By Alfredo Camacho
LAMONT — A large group of parents and their children crowded into the Myrtle Avenue Elementary School cafeteria on a Monday night earlier this month to make their voices heard in the growing debate over how area school districts should be spending their state education dollars.
Sweeping changes to the education system are underway in California, where earlier this year state legislators approved Gov. Jerry Brown’s new Local Control Funding Formula (LCFF), a plan that will funnel more money to the most struggling schools while expanding the power of districts to have more say over how that money is allocated.
The event in Lamont was the first of twelve community forums being billed as the “School Success Express,” a statewide effort by The California Endowment, a private health foundation, to spread awareness about the recent changes to California’s school system and collect input from some of those most impacted by the new policy: parents.
Turnout at the standing-room-only event surprised even some of the organizers, who had reserved two classrooms at Myrtle Elementary for child care, both of which became filled beyond capacity.
“We only booked two classrooms for daycare and they’re full,” one organizer was heard saying to another. “Should we just take the older kids and move them outside?” The same organizer had just finished politely refusing a family’s request for watermelon, since that had also run short.
Parents and their kids were not the only ones on hand. There were also teachers and community organizers from the South Kern area who added their perspectives to a dialogue on what the priorities should be for new school funding.
“Well, improving schools through [after-school] activities,” said Isabel, a local mother of four. “There are very few sports… things for kids to do.” Also, she continued, “school buses can be improved; my daughter tells me they seat them three to a seat. And for some schools, they only have buses for the kindergarteners.”
The event became a forum for candid talk between parents and teachers. One parent complained that their child was losing out on instruction time on Fridays for what he called “teacher training,” to which an Arvin High School teacher countered by reminding the audience that the time was regained during an extra week of classes held in June, and that the trainings help teachers with their lesson planning.
One mother of a special education student gave an emotional accounting of what she claims is poor treatment of special needs students at Arvin High School.
Despite some tension, the discussion between parents, teachers and community organizations remained civil, with popular statements by speakers garnering applause or vocal agreements from the rest of the audience. The most audible support from the audience was elicited by a parent who suggested that planning meetings and board meetings take place at times similar to the Express, so as to accommodate for parents’ work schedules, rather than in the middle of the day.

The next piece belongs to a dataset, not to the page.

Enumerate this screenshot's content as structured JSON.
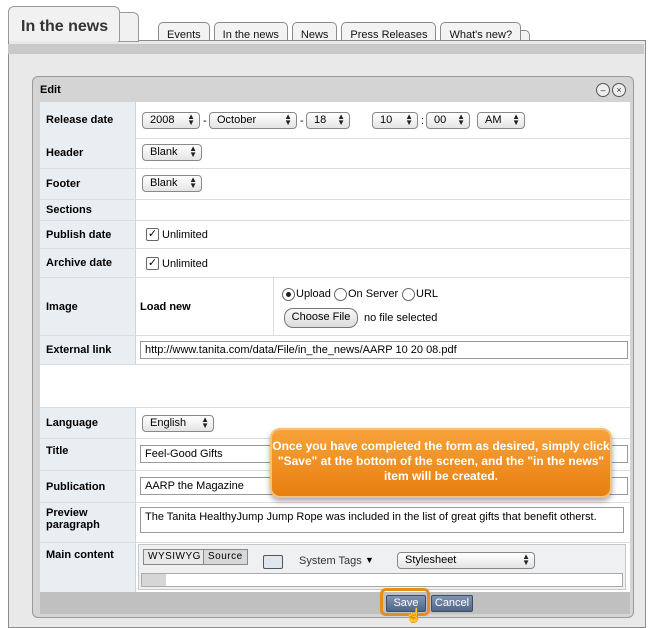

“Often people simply don’t have time — if you’re a single mother you simply don’t have time to be involved,” said one mother. “You get home, and you have to cook [and] tend to kids or the home. There just isn’t as much time.”
She suggested fliers or teacher telephone conferences for busy parents.
The bustle of an auditorium full of parents eager to share their views on the problems afflicting their children’s schools provided ample information for administrators — some of whom were present, such as the Vineland district superintendent — and teachers. The needs most frequently mentioned by parents included increased access to technology, increased availability of after-school programs, especially sports and physical education, and increased school bus routes.